**WHAT THIS TASK INVOLVES:**
Each line of the entries below that includes "will" belongs in your answer.
※
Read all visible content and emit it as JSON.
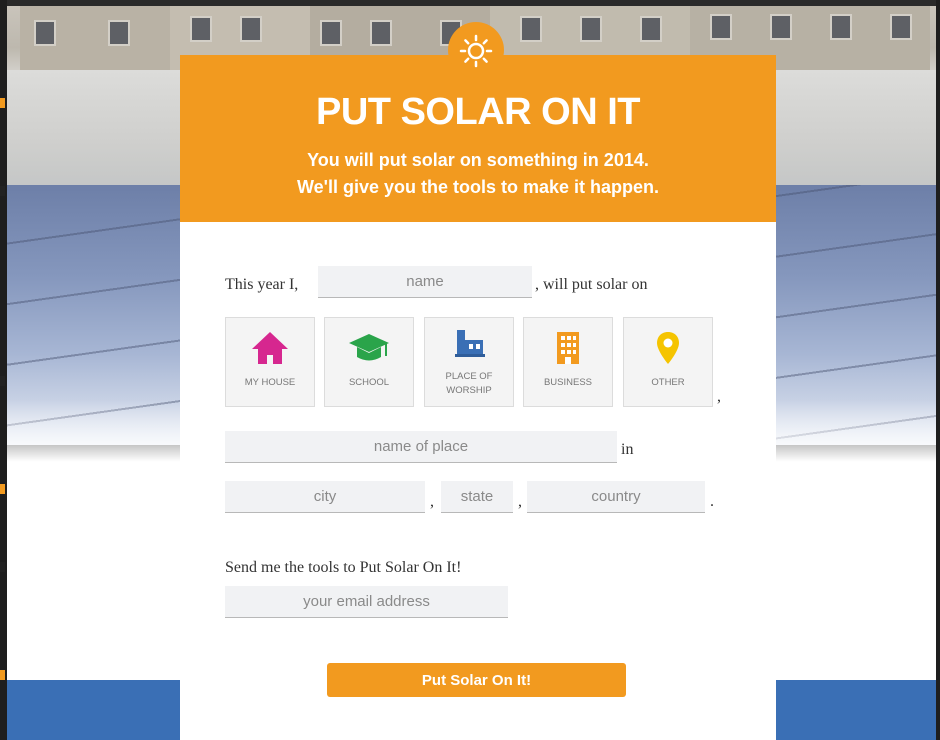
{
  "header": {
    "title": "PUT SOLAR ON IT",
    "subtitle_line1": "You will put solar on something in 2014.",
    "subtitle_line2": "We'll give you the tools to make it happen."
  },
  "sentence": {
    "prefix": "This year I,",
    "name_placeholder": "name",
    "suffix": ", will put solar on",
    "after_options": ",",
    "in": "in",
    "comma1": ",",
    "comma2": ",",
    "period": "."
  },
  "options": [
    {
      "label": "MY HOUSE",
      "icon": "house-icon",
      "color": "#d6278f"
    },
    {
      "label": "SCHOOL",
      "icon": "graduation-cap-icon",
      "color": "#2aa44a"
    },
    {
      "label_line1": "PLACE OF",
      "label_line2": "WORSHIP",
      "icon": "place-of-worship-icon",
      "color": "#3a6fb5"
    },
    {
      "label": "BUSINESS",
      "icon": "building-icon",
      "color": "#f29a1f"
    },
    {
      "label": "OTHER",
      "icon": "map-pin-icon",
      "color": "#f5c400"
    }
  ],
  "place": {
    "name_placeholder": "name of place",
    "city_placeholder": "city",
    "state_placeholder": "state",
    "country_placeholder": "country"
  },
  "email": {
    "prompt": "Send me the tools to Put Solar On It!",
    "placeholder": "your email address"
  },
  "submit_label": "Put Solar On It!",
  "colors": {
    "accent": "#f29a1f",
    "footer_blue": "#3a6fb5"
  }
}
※
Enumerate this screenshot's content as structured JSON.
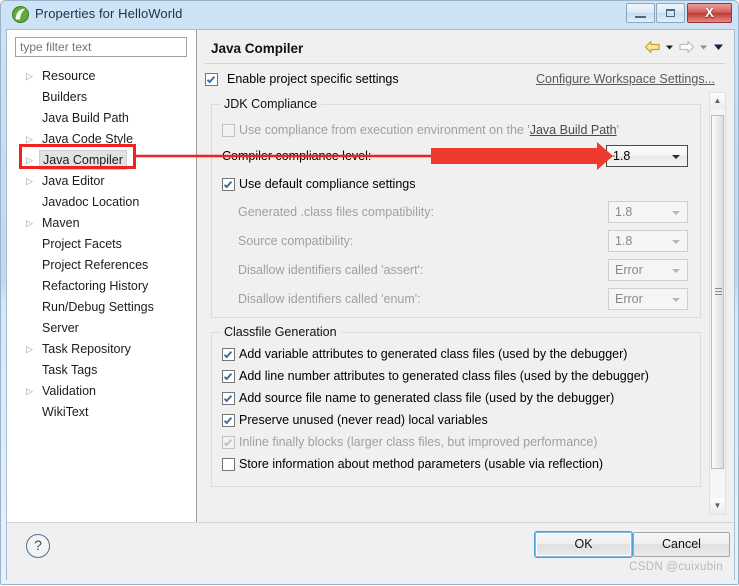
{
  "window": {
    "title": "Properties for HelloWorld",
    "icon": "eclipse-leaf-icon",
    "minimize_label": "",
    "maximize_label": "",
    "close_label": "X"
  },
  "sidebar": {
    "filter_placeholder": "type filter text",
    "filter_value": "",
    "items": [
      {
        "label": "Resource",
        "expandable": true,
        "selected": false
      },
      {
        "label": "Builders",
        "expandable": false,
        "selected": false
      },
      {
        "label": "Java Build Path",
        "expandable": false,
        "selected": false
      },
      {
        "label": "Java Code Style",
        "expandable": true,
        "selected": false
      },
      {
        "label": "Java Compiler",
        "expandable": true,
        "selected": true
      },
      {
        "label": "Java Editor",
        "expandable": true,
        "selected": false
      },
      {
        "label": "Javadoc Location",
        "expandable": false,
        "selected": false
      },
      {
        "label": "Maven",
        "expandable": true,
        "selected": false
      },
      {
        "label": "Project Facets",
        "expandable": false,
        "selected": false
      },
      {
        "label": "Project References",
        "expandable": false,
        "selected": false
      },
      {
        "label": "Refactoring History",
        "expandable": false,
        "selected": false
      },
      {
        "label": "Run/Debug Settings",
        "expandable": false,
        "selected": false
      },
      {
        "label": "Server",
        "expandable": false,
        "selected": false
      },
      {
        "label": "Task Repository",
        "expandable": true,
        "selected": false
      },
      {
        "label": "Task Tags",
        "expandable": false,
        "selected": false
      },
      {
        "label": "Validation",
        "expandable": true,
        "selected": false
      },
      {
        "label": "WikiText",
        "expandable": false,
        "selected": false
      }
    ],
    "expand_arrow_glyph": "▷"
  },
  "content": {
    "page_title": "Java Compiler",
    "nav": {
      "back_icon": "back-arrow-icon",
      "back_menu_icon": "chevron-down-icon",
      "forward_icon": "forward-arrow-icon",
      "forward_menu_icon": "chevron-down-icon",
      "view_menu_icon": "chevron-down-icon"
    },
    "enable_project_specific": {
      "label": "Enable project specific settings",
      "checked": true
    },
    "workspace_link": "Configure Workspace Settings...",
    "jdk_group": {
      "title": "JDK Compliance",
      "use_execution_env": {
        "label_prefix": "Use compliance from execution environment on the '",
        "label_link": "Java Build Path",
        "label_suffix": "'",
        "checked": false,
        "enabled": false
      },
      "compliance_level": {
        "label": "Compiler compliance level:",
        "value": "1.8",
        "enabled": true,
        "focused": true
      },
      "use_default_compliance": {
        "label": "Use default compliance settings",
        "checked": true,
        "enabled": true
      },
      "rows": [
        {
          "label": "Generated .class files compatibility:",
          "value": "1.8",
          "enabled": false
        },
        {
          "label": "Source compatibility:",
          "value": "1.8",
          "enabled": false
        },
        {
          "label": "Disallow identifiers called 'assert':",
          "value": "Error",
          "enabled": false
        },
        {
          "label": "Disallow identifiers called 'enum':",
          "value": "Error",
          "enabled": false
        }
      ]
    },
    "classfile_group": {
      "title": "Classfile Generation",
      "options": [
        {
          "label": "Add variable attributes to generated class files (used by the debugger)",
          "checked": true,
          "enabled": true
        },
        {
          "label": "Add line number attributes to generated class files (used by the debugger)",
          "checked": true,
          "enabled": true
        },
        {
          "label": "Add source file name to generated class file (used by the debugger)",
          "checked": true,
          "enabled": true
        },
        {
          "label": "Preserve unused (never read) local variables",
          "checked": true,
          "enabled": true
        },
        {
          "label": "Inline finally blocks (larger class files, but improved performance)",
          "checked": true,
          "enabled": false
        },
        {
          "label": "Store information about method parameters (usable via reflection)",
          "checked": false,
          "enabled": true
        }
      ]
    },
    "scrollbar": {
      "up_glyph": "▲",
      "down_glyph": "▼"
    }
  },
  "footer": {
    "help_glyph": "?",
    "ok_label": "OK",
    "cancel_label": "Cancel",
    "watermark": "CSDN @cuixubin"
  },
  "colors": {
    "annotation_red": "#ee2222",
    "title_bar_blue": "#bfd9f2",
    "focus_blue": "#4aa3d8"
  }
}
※
**REPLY TO THE TASK:**
    "subtitle_line1": "You will put solar on something in 2014.",
    "suffix": ", will put solar on",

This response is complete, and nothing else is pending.